*** Opening Given data ***

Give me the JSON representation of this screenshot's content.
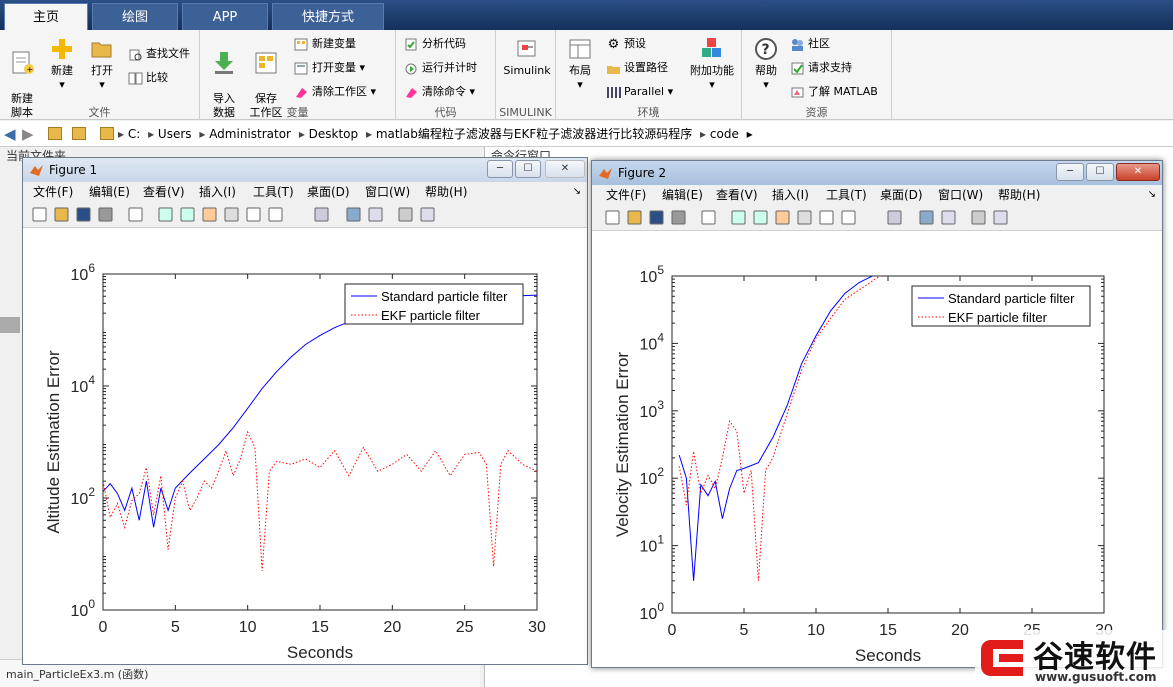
{
  "ribbon": {
    "tabs": [
      {
        "label": "主页"
      },
      {
        "label": "绘图"
      },
      {
        "label": "APP"
      },
      {
        "label": "快捷方式"
      }
    ],
    "file": {
      "label": "文件",
      "new_script": "新建\n脚本",
      "new": "新建",
      "open": "打开",
      "find_files": "查找文件",
      "compare": "比较"
    },
    "variable": {
      "label": "变量",
      "import_data": "导入\n数据",
      "save_workspace": "保存\n工作区",
      "new_variable": "新建变量",
      "open_variable": "打开变量",
      "clear_workspace": "清除工作区"
    },
    "code": {
      "label": "代码",
      "analyze_code": "分析代码",
      "run_and_time": "运行并计时",
      "clear_commands": "清除命令"
    },
    "simulink": {
      "label": "SIMULINK",
      "simulink": "Simulink"
    },
    "environment": {
      "label": "环境",
      "layout": "布局",
      "preferences": "预设",
      "set_path": "设置路径",
      "parallel": "Parallel",
      "addons": "附加功能"
    },
    "resources": {
      "label": "资源",
      "help": "帮助",
      "community": "社区",
      "request_support": "请求支持",
      "learn_matlab": "了解 MATLAB"
    }
  },
  "address": {
    "segments": [
      "C:",
      "Users",
      "Administrator",
      "Desktop",
      "matlab编程粒子滤波器与EKF粒子滤波器进行比较源码程序",
      "code"
    ]
  },
  "panels": {
    "current_folder": "当前文件夹",
    "command_window": "命令行窗口",
    "bottom_file": "main_ParticleEx3.m  (函数)"
  },
  "figure_menu": [
    "文件(F)",
    "编辑(E)",
    "查看(V)",
    "插入(I)",
    "工具(T)",
    "桌面(D)",
    "窗口(W)",
    "帮助(H)"
  ],
  "figures": [
    {
      "title": "Figure 1",
      "ylabel": "Altitude Estimation Error",
      "xlabel": "Seconds",
      "legend": [
        "Standard particle filter",
        "EKF particle filter"
      ],
      "x_ticks": [
        "0",
        "5",
        "10",
        "15",
        "20",
        "25",
        "30"
      ],
      "y_ticks": [
        {
          "base": "10",
          "exp": "0"
        },
        {
          "base": "10",
          "exp": "2"
        },
        {
          "base": "10",
          "exp": "4"
        },
        {
          "base": "10",
          "exp": "6"
        }
      ]
    },
    {
      "title": "Figure 2",
      "ylabel": "Velocity Estimation Error",
      "xlabel": "Seconds",
      "legend": [
        "Standard particle filter",
        "EKF particle filter"
      ],
      "x_ticks": [
        "0",
        "5",
        "10",
        "15",
        "20",
        "25",
        "30"
      ],
      "y_ticks": [
        {
          "base": "10",
          "exp": "0"
        },
        {
          "base": "10",
          "exp": "1"
        },
        {
          "base": "10",
          "exp": "2"
        },
        {
          "base": "10",
          "exp": "3"
        },
        {
          "base": "10",
          "exp": "4"
        },
        {
          "base": "10",
          "exp": "5"
        }
      ]
    }
  ],
  "chart_data": [
    {
      "type": "line",
      "title": "",
      "xlabel": "Seconds",
      "ylabel": "Altitude Estimation Error",
      "yscale": "log",
      "xlim": [
        0,
        30
      ],
      "ylim": [
        1,
        1000000
      ],
      "legend_placement": "top-right",
      "series": [
        {
          "name": "Standard particle filter",
          "color": "#0000ff",
          "style": "solid",
          "x": [
            0,
            0.5,
            1,
            1.5,
            2,
            2.5,
            3,
            3.5,
            4,
            4.5,
            5,
            6,
            7,
            8,
            9,
            10,
            11,
            12,
            13,
            14,
            15,
            16,
            17,
            18,
            19,
            20,
            22,
            24,
            26,
            28,
            30
          ],
          "y": [
            130,
            180,
            120,
            60,
            150,
            40,
            200,
            30,
            150,
            60,
            150,
            280,
            500,
            900,
            1800,
            4000,
            9000,
            18000,
            33000,
            55000,
            80000,
            110000,
            140000,
            170000,
            200000,
            230000,
            280000,
            320000,
            360000,
            400000,
            420000
          ]
        },
        {
          "name": "EKF particle filter",
          "color": "#ff0000",
          "style": "dotted",
          "x": [
            0,
            0.5,
            1,
            1.5,
            2,
            2.5,
            3,
            3.5,
            4,
            4.5,
            5,
            5.5,
            6,
            6.5,
            7,
            7.5,
            8,
            8.5,
            9,
            9.5,
            10,
            10.5,
            11,
            11.5,
            12,
            13,
            14,
            15,
            16,
            17,
            18,
            19,
            20,
            21,
            22,
            23,
            24,
            25,
            26,
            26.5,
            27,
            27.5,
            28,
            29,
            30
          ],
          "y": [
            200,
            45,
            80,
            30,
            90,
            120,
            350,
            50,
            250,
            12,
            100,
            200,
            60,
            100,
            200,
            150,
            300,
            700,
            250,
            500,
            1500,
            800,
            5,
            300,
            450,
            400,
            500,
            350,
            700,
            250,
            800,
            300,
            400,
            600,
            300,
            700,
            250,
            600,
            650,
            400,
            6,
            400,
            700,
            400,
            300
          ]
        }
      ]
    },
    {
      "type": "line",
      "title": "",
      "xlabel": "Seconds",
      "ylabel": "Velocity Estimation Error",
      "yscale": "log",
      "xlim": [
        0,
        30
      ],
      "ylim": [
        1,
        100000
      ],
      "legend_placement": "top-right",
      "series": [
        {
          "name": "Standard particle filter",
          "color": "#0000ff",
          "style": "solid",
          "x": [
            0.5,
            1,
            1.5,
            2,
            2.5,
            3,
            3.5,
            4,
            4.5,
            5,
            6,
            7,
            8,
            9,
            10,
            11,
            12,
            13,
            15,
            17,
            20,
            25,
            30
          ],
          "y": [
            220,
            100,
            3,
            80,
            55,
            90,
            25,
            70,
            130,
            140,
            170,
            400,
            1200,
            5000,
            13000,
            30000,
            55000,
            80000,
            130000,
            160000,
            180000,
            200000,
            200000
          ]
        },
        {
          "name": "EKF particle filter",
          "color": "#ff0000",
          "style": "dotted",
          "x": [
            0.5,
            1,
            1.5,
            2,
            2.5,
            3,
            3.5,
            4,
            4.5,
            5,
            5.5,
            6,
            6.5,
            7,
            8,
            9,
            10,
            12,
            15,
            20,
            25,
            30
          ],
          "y": [
            150,
            40,
            250,
            60,
            110,
            70,
            200,
            700,
            500,
            60,
            130,
            3,
            130,
            200,
            900,
            4000,
            12000,
            45000,
            120000,
            170000,
            190000,
            200000
          ]
        }
      ]
    }
  ],
  "watermark": {
    "text": "谷速软件",
    "url": "www.gusuoft.com"
  },
  "colors": {
    "accent": "#1b3a6a",
    "ribbon_bg": "#f5f5f5",
    "blue": "#0000ff",
    "red": "#ff0000"
  }
}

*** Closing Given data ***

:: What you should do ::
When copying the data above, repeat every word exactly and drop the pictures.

:: Response to this exercise ::
Give me the JSON representation of this screenshot's content.
{
  "ribbon": {
    "tabs": [
      {
        "label": "主页"
      },
      {
        "label": "绘图"
      },
      {
        "label": "APP"
      },
      {
        "label": "快捷方式"
      }
    ],
    "file": {
      "label": "文件",
      "new_script": "新建\n脚本",
      "new": "新建",
      "open": "打开",
      "find_files": "查找文件",
      "compare": "比较"
    },
    "variable": {
      "label": "变量",
      "import_data": "导入\n数据",
      "save_workspace": "保存\n工作区",
      "new_variable": "新建变量",
      "open_variable": "打开变量",
      "clear_workspace": "清除工作区"
    },
    "code": {
      "label": "代码",
      "analyze_code": "分析代码",
      "run_and_time": "运行并计时",
      "clear_commands": "清除命令"
    },
    "simulink": {
      "label": "SIMULINK",
      "simulink": "Simulink"
    },
    "environment": {
      "label": "环境",
      "layout": "布局",
      "preferences": "预设",
      "set_path": "设置路径",
      "parallel": "Parallel",
      "addons": "附加功能"
    },
    "resources": {
      "label": "资源",
      "help": "帮助",
      "community": "社区",
      "request_support": "请求支持",
      "learn_matlab": "了解 MATLAB"
    }
  },
  "address": {
    "segments": [
      "C:",
      "Users",
      "Administrator",
      "Desktop",
      "matlab编程粒子滤波器与EKF粒子滤波器进行比较源码程序",
      "code"
    ]
  },
  "panels": {
    "current_folder": "当前文件夹",
    "command_window": "命令行窗口",
    "bottom_file": "main_ParticleEx3.m  (函数)"
  },
  "figure_menu": [
    "文件(F)",
    "编辑(E)",
    "查看(V)",
    "插入(I)",
    "工具(T)",
    "桌面(D)",
    "窗口(W)",
    "帮助(H)"
  ],
  "figures": [
    {
      "title": "Figure 1",
      "ylabel": "Altitude Estimation Error",
      "xlabel": "Seconds",
      "legend": [
        "Standard particle filter",
        "EKF particle filter"
      ],
      "x_ticks": [
        "0",
        "5",
        "10",
        "15",
        "20",
        "25",
        "30"
      ],
      "y_ticks": [
        {
          "base": "10",
          "exp": "0"
        },
        {
          "base": "10",
          "exp": "2"
        },
        {
          "base": "10",
          "exp": "4"
        },
        {
          "base": "10",
          "exp": "6"
        }
      ]
    },
    {
      "title": "Figure 2",
      "ylabel": "Velocity Estimation Error",
      "xlabel": "Seconds",
      "legend": [
        "Standard particle filter",
        "EKF particle filter"
      ],
      "x_ticks": [
        "0",
        "5",
        "10",
        "15",
        "20",
        "25",
        "30"
      ],
      "y_ticks": [
        {
          "base": "10",
          "exp": "0"
        },
        {
          "base": "10",
          "exp": "1"
        },
        {
          "base": "10",
          "exp": "2"
        },
        {
          "base": "10",
          "exp": "3"
        },
        {
          "base": "10",
          "exp": "4"
        },
        {
          "base": "10",
          "exp": "5"
        }
      ]
    }
  ],
  "chart_data": [
    {
      "type": "line",
      "title": "",
      "xlabel": "Seconds",
      "ylabel": "Altitude Estimation Error",
      "yscale": "log",
      "xlim": [
        0,
        30
      ],
      "ylim": [
        1,
        1000000
      ],
      "legend_placement": "top-right",
      "series": [
        {
          "name": "Standard particle filter",
          "color": "#0000ff",
          "style": "solid",
          "x": [
            0,
            0.5,
            1,
            1.5,
            2,
            2.5,
            3,
            3.5,
            4,
            4.5,
            5,
            6,
            7,
            8,
            9,
            10,
            11,
            12,
            13,
            14,
            15,
            16,
            17,
            18,
            19,
            20,
            22,
            24,
            26,
            28,
            30
          ],
          "y": [
            130,
            180,
            120,
            60,
            150,
            40,
            200,
            30,
            150,
            60,
            150,
            280,
            500,
            900,
            1800,
            4000,
            9000,
            18000,
            33000,
            55000,
            80000,
            110000,
            140000,
            170000,
            200000,
            230000,
            280000,
            320000,
            360000,
            400000,
            420000
          ]
        },
        {
          "name": "EKF particle filter",
          "color": "#ff0000",
          "style": "dotted",
          "x": [
            0,
            0.5,
            1,
            1.5,
            2,
            2.5,
            3,
            3.5,
            4,
            4.5,
            5,
            5.5,
            6,
            6.5,
            7,
            7.5,
            8,
            8.5,
            9,
            9.5,
            10,
            10.5,
            11,
            11.5,
            12,
            13,
            14,
            15,
            16,
            17,
            18,
            19,
            20,
            21,
            22,
            23,
            24,
            25,
            26,
            26.5,
            27,
            27.5,
            28,
            29,
            30
          ],
          "y": [
            200,
            45,
            80,
            30,
            90,
            120,
            350,
            50,
            250,
            12,
            100,
            200,
            60,
            100,
            200,
            150,
            300,
            700,
            250,
            500,
            1500,
            800,
            5,
            300,
            450,
            400,
            500,
            350,
            700,
            250,
            800,
            300,
            400,
            600,
            300,
            700,
            250,
            600,
            650,
            400,
            6,
            400,
            700,
            400,
            300
          ]
        }
      ]
    },
    {
      "type": "line",
      "title": "",
      "xlabel": "Seconds",
      "ylabel": "Velocity Estimation Error",
      "yscale": "log",
      "xlim": [
        0,
        30
      ],
      "ylim": [
        1,
        100000
      ],
      "legend_placement": "top-right",
      "series": [
        {
          "name": "Standard particle filter",
          "color": "#0000ff",
          "style": "solid",
          "x": [
            0.5,
            1,
            1.5,
            2,
            2.5,
            3,
            3.5,
            4,
            4.5,
            5,
            6,
            7,
            8,
            9,
            10,
            11,
            12,
            13,
            15,
            17,
            20,
            25,
            30
          ],
          "y": [
            220,
            100,
            3,
            80,
            55,
            90,
            25,
            70,
            130,
            140,
            170,
            400,
            1200,
            5000,
            13000,
            30000,
            55000,
            80000,
            130000,
            160000,
            180000,
            200000,
            200000
          ]
        },
        {
          "name": "EKF particle filter",
          "color": "#ff0000",
          "style": "dotted",
          "x": [
            0.5,
            1,
            1.5,
            2,
            2.5,
            3,
            3.5,
            4,
            4.5,
            5,
            5.5,
            6,
            6.5,
            7,
            8,
            9,
            10,
            12,
            15,
            20,
            25,
            30
          ],
          "y": [
            150,
            40,
            250,
            60,
            110,
            70,
            200,
            700,
            500,
            60,
            130,
            3,
            130,
            200,
            900,
            4000,
            12000,
            45000,
            120000,
            170000,
            190000,
            200000
          ]
        }
      ]
    }
  ],
  "watermark": {
    "text": "谷速软件",
    "url": "www.gusuoft.com"
  },
  "colors": {
    "accent": "#1b3a6a",
    "ribbon_bg": "#f5f5f5",
    "blue": "#0000ff",
    "red": "#ff0000"
  }
}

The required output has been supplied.